Segment Open
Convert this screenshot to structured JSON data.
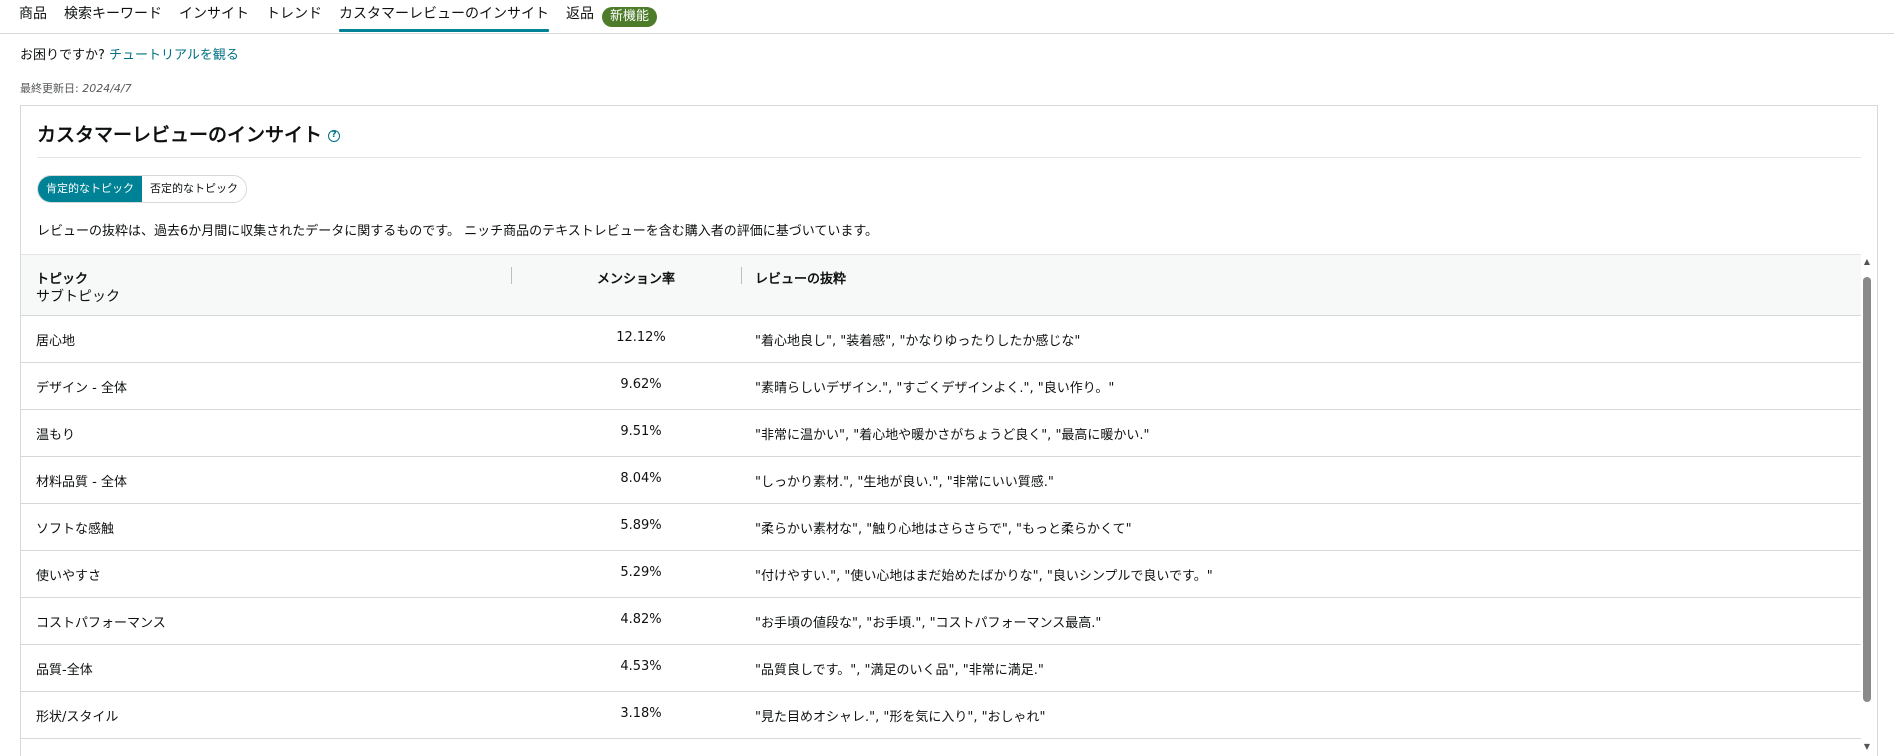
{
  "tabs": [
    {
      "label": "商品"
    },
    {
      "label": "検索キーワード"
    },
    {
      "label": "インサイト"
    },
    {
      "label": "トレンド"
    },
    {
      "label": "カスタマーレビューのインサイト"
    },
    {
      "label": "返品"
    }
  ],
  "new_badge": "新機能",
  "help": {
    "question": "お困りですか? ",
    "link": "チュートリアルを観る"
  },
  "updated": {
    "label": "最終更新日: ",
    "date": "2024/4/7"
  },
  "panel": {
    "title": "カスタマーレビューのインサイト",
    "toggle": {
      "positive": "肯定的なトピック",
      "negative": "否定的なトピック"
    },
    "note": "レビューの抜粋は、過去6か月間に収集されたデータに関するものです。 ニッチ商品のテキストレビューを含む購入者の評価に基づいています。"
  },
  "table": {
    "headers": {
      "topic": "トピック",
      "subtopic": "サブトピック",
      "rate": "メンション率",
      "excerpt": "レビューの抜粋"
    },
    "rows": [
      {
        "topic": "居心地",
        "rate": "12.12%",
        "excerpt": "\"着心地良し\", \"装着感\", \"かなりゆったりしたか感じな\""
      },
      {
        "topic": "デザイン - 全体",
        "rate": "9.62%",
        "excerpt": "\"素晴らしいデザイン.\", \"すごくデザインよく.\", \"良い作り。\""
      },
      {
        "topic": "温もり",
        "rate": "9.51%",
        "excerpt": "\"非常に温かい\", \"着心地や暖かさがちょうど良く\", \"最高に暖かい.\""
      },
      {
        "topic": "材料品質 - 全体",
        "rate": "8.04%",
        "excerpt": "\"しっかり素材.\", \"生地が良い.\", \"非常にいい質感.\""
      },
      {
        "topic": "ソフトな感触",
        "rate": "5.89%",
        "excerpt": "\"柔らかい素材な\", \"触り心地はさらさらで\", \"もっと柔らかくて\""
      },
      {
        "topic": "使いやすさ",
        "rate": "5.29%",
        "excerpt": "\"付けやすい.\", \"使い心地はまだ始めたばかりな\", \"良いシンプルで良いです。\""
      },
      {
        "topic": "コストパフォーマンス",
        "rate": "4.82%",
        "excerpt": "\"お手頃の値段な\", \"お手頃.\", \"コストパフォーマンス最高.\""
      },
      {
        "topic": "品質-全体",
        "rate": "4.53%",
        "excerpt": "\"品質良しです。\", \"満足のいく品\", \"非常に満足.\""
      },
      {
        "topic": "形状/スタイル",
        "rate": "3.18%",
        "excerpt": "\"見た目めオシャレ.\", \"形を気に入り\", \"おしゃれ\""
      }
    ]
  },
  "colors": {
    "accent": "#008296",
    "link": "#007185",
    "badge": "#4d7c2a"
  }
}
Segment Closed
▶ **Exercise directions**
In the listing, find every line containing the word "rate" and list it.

▶ **Reply**
      "rate": "メンション率",
        "rate": "12.12%",
        "rate": "9.62%",
        "rate": "9.51%",
        "rate": "8.04%",
        "rate": "5.89%",
        "rate": "5.29%",
        "rate": "4.82%",
        "rate": "4.53%",
        "rate": "3.18%",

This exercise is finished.